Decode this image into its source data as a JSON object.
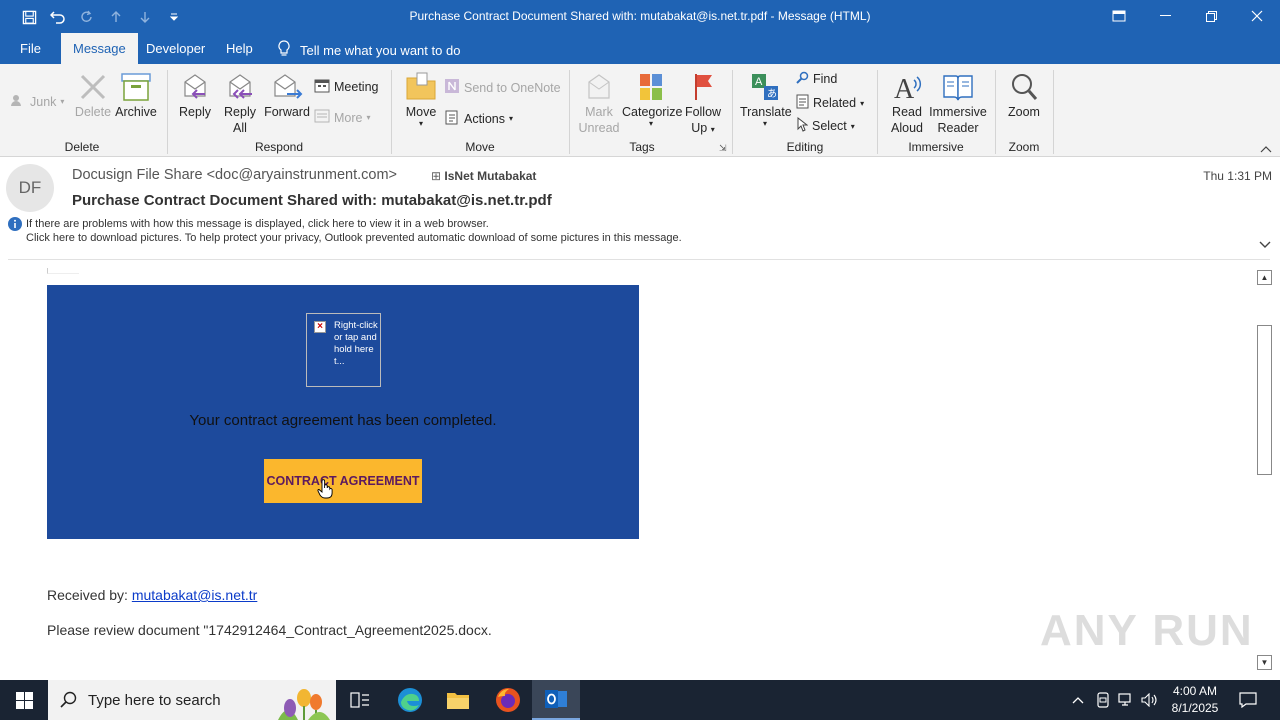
{
  "window": {
    "title": "Purchase Contract Document Shared with: mutabakat@is.net.tr.pdf  -  Message (HTML)"
  },
  "tabs": [
    {
      "label": "File"
    },
    {
      "label": "Message"
    },
    {
      "label": "Developer"
    },
    {
      "label": "Help"
    }
  ],
  "tell_me": "Tell me what you want to do",
  "ribbon": {
    "delete_group": {
      "junk": "Junk",
      "delete": "Delete",
      "archive": "Archive",
      "label": "Delete"
    },
    "respond_group": {
      "reply": "Reply",
      "reply_all_1": "Reply",
      "reply_all_2": "All",
      "forward": "Forward",
      "meeting": "Meeting",
      "more": "More",
      "label": "Respond"
    },
    "move_group": {
      "move": "Move",
      "onenote": "Send to OneNote",
      "actions": "Actions",
      "label": "Move"
    },
    "tags_group": {
      "mark_1": "Mark",
      "mark_2": "Unread",
      "categorize": "Categorize",
      "follow_1": "Follow",
      "follow_2": "Up",
      "label": "Tags"
    },
    "editing_group": {
      "translate": "Translate",
      "find": "Find",
      "related": "Related",
      "select": "Select",
      "label": "Editing"
    },
    "immersive_group": {
      "read_1": "Read",
      "read_2": "Aloud",
      "reader_1": "Immersive",
      "reader_2": "Reader",
      "label": "Immersive"
    },
    "zoom_group": {
      "zoom": "Zoom",
      "label": "Zoom"
    }
  },
  "header": {
    "avatar_initials": "DF",
    "sender": "Docusign File Share <doc@aryainstrunment.com>",
    "to": "IsNet Mutabakat",
    "date": "Thu 1:31 PM",
    "subject": "Purchase Contract Document Shared with: mutabakat@is.net.tr.pdf",
    "info_line_1": "If there are problems with how this message is displayed, click here to view it in a web browser.",
    "info_line_2": "Click here to download pictures. To help protect your privacy, Outlook prevented automatic download of some pictures in this message."
  },
  "body": {
    "broken_image_alt": "Right-click or tap and hold here t...",
    "message": "Your contract agreement has been completed.",
    "cta_label": "CONTRACT AGREEMENT",
    "received_label": "Received by: ",
    "received_email": "mutabakat@is.net.tr",
    "review_text": "Please review document \"1742912464_Contract_Agreement2025.docx."
  },
  "watermark": "ANY RUN",
  "taskbar": {
    "search_placeholder": "Type here to search",
    "time": "4:00 AM",
    "date": "8/1/2025"
  },
  "colors": {
    "titlebar": "#1f63b4",
    "email_box": "#1d4a9c",
    "cta": "#fbb72d",
    "taskbar": "#1a2433"
  }
}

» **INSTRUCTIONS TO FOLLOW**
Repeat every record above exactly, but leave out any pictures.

» **YOUR RESPONSE**
Decode this image into its source data as a JSON object.
{
  "window": {
    "title": "Purchase Contract Document Shared with: mutabakat@is.net.tr.pdf  -  Message (HTML)"
  },
  "tabs": [
    {
      "label": "File"
    },
    {
      "label": "Message"
    },
    {
      "label": "Developer"
    },
    {
      "label": "Help"
    }
  ],
  "tell_me": "Tell me what you want to do",
  "ribbon": {
    "delete_group": {
      "junk": "Junk",
      "delete": "Delete",
      "archive": "Archive",
      "label": "Delete"
    },
    "respond_group": {
      "reply": "Reply",
      "reply_all_1": "Reply",
      "reply_all_2": "All",
      "forward": "Forward",
      "meeting": "Meeting",
      "more": "More",
      "label": "Respond"
    },
    "move_group": {
      "move": "Move",
      "onenote": "Send to OneNote",
      "actions": "Actions",
      "label": "Move"
    },
    "tags_group": {
      "mark_1": "Mark",
      "mark_2": "Unread",
      "categorize": "Categorize",
      "follow_1": "Follow",
      "follow_2": "Up",
      "label": "Tags"
    },
    "editing_group": {
      "translate": "Translate",
      "find": "Find",
      "related": "Related",
      "select": "Select",
      "label": "Editing"
    },
    "immersive_group": {
      "read_1": "Read",
      "read_2": "Aloud",
      "reader_1": "Immersive",
      "reader_2": "Reader",
      "label": "Immersive"
    },
    "zoom_group": {
      "zoom": "Zoom",
      "label": "Zoom"
    }
  },
  "header": {
    "avatar_initials": "DF",
    "sender": "Docusign File Share <doc@aryainstrunment.com>",
    "to": "IsNet Mutabakat",
    "date": "Thu 1:31 PM",
    "subject": "Purchase Contract Document Shared with: mutabakat@is.net.tr.pdf",
    "info_line_1": "If there are problems with how this message is displayed, click here to view it in a web browser.",
    "info_line_2": "Click here to download pictures. To help protect your privacy, Outlook prevented automatic download of some pictures in this message."
  },
  "body": {
    "broken_image_alt": "Right-click or tap and hold here t...",
    "message": "Your contract agreement has been completed.",
    "cta_label": "CONTRACT AGREEMENT",
    "received_label": "Received by: ",
    "received_email": "mutabakat@is.net.tr",
    "review_text": "Please review document \"1742912464_Contract_Agreement2025.docx."
  },
  "watermark": "ANY RUN",
  "taskbar": {
    "search_placeholder": "Type here to search",
    "time": "4:00 AM",
    "date": "8/1/2025"
  },
  "colors": {
    "titlebar": "#1f63b4",
    "email_box": "#1d4a9c",
    "cta": "#fbb72d",
    "taskbar": "#1a2433"
  }
}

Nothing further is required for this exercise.